**Problem statement**
In the records below, find the line that contains "Convert this screenshot" and the line that contains "Read all visible content and emit it as JSON.". Set down exactly those lines and every line between them, and nothing more.

[[ Entries shown, beginning ]]

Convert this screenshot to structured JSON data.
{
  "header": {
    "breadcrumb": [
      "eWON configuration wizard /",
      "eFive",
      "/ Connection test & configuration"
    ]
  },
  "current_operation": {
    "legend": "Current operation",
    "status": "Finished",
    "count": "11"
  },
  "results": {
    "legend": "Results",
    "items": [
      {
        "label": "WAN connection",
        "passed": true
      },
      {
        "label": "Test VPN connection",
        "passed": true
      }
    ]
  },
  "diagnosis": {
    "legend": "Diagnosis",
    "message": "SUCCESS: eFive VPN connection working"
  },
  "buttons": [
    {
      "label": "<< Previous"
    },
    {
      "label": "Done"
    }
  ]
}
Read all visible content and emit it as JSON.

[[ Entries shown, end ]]
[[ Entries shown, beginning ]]

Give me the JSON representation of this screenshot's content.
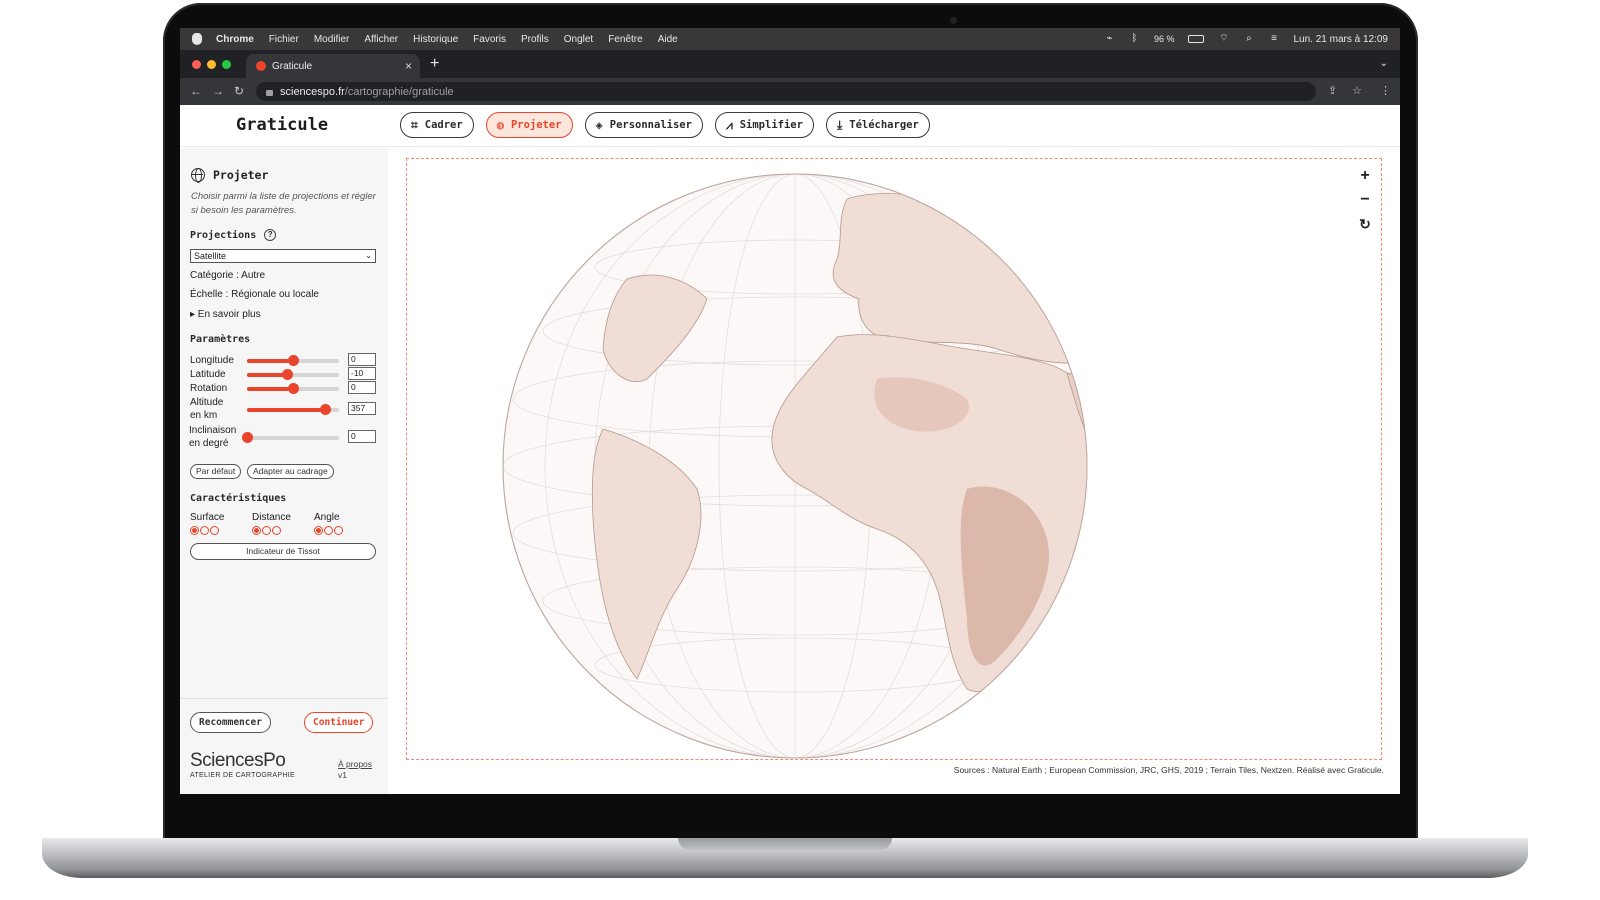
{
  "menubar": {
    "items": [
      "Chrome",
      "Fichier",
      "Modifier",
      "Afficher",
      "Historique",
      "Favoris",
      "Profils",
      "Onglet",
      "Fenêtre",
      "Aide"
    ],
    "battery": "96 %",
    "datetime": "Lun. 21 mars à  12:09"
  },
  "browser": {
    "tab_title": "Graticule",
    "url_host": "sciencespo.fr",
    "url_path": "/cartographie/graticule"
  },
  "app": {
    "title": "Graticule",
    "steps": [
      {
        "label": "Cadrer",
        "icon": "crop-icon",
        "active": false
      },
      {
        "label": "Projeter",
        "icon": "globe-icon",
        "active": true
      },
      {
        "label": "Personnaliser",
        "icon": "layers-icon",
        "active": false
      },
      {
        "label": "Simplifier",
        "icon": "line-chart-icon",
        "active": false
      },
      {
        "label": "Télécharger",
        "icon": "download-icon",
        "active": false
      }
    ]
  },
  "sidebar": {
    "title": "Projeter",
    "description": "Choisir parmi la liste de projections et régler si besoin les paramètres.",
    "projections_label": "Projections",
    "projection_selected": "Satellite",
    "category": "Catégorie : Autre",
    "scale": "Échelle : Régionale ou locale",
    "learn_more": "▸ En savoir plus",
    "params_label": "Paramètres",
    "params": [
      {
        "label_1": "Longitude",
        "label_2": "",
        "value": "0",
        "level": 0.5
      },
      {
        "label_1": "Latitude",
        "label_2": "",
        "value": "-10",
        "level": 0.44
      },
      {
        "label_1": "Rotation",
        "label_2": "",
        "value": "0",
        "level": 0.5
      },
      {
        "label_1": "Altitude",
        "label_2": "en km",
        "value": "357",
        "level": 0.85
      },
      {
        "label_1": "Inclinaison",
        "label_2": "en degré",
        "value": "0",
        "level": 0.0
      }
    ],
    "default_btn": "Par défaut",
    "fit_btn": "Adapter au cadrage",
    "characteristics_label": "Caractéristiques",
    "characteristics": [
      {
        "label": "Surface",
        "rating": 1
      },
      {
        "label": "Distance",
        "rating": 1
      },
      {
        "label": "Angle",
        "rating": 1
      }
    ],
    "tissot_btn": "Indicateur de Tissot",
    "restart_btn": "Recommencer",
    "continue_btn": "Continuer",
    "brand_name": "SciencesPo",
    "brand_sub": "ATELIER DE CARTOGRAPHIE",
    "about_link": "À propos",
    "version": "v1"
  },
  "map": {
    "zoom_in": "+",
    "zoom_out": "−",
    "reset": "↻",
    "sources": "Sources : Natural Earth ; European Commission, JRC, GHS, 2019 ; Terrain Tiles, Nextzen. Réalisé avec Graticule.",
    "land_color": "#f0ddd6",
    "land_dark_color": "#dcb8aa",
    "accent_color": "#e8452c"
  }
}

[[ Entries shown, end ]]
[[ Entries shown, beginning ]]

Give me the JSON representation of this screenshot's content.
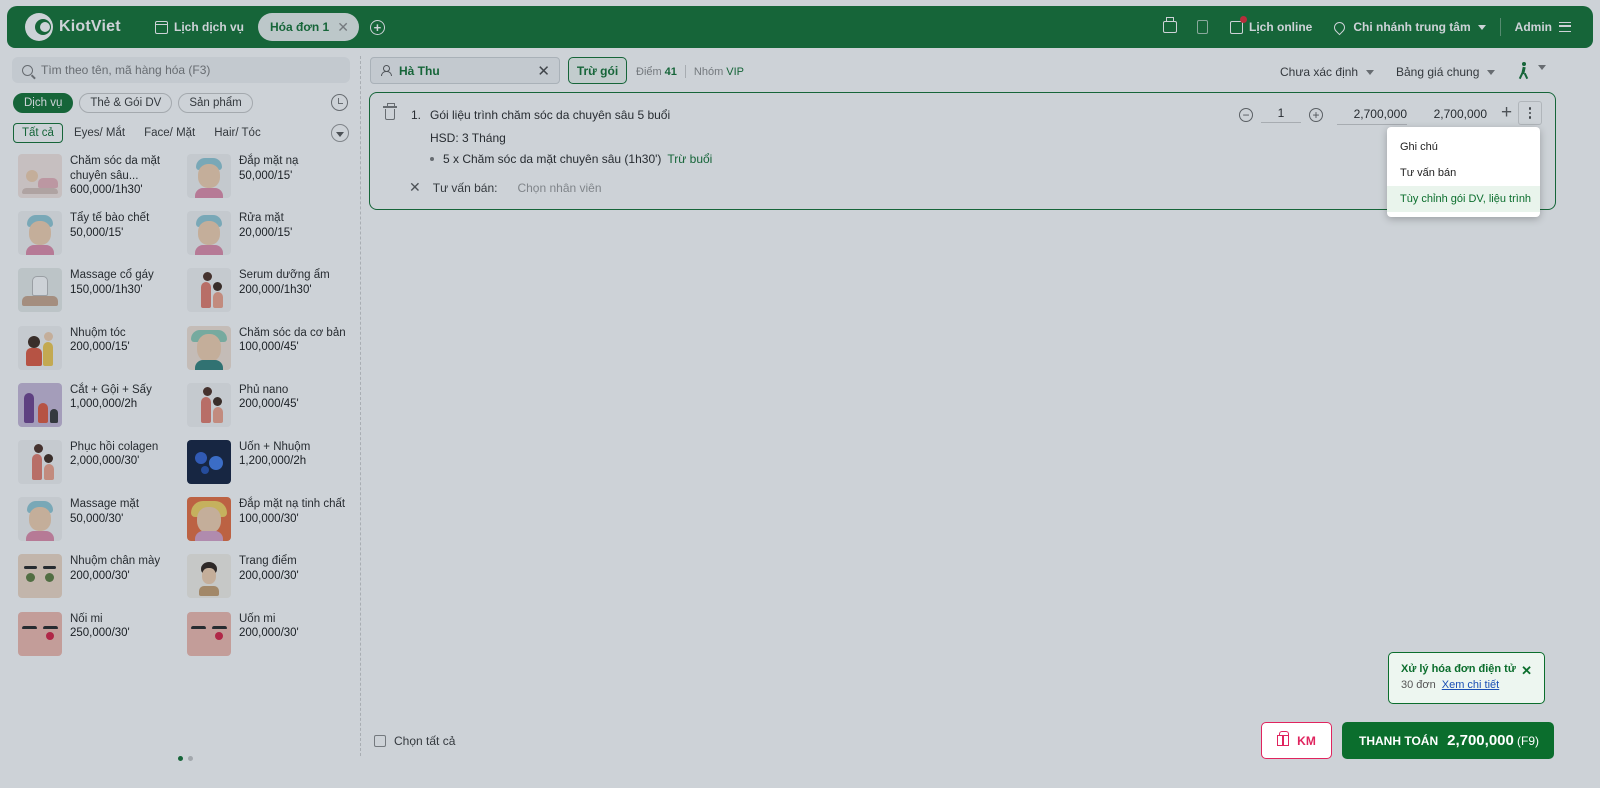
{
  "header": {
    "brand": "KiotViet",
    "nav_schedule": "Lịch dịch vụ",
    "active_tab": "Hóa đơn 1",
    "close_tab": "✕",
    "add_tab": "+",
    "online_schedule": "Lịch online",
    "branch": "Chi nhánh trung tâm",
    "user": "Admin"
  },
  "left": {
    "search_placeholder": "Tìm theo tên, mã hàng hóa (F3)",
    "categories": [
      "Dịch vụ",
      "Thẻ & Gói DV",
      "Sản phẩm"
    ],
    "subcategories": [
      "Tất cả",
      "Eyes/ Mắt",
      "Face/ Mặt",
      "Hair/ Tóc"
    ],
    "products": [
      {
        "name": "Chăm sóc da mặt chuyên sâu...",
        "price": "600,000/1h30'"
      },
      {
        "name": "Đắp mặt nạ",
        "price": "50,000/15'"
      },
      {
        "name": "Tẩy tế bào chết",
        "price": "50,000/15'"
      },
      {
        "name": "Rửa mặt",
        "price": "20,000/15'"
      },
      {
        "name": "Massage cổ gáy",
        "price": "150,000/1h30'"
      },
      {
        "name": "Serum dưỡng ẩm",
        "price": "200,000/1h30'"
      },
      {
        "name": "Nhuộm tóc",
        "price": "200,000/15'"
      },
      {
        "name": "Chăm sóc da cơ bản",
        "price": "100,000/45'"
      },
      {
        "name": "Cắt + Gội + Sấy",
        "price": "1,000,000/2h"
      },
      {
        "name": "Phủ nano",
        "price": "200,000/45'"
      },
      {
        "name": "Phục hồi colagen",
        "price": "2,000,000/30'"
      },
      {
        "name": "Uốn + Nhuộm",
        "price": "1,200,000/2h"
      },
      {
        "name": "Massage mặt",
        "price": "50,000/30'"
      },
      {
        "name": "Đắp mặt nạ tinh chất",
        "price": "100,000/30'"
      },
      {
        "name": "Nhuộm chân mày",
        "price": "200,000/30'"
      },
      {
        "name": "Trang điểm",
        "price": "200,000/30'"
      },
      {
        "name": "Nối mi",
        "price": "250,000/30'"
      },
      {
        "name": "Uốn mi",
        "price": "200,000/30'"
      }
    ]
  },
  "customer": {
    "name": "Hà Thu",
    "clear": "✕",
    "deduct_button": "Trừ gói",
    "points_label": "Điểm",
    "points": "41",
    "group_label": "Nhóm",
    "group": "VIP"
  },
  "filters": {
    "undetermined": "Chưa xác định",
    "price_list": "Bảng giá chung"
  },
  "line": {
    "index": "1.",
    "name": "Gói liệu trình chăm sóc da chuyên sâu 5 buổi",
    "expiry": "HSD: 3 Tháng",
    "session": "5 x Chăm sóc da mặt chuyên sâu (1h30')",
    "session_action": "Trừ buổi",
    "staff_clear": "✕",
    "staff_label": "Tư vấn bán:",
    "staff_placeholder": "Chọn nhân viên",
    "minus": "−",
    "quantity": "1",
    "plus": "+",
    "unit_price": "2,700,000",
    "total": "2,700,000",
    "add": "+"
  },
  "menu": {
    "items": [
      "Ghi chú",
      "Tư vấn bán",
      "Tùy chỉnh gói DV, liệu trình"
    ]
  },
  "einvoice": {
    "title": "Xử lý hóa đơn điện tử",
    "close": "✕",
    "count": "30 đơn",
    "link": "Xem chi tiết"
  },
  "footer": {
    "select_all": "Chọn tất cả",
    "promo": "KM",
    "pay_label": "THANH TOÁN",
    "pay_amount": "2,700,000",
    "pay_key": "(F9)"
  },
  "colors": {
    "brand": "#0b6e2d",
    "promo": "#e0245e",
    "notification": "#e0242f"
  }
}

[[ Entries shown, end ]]

**Solution below**
Convert this screenshot to structured JSON data.
{
  "header": {
    "breadcrumb": [
      "eWON configuration wizard /",
      "eFive",
      "/ Connection test & configuration"
    ]
  },
  "current_operation": {
    "legend": "Current operation",
    "status": "Finished",
    "count": "11"
  },
  "results": {
    "legend": "Results",
    "items": [
      {
        "label": "WAN connection",
        "passed": true
      },
      {
        "label": "Test VPN connection",
        "passed": true
      }
    ]
  },
  "diagnosis": {
    "legend": "Diagnosis",
    "message": "SUCCESS: eFive VPN connection working"
  },
  "buttons": [
    {
      "label": "<< Previous"
    },
    {
      "label": "Done"
    }
  ]
}
Read all visible content and emit it as JSON.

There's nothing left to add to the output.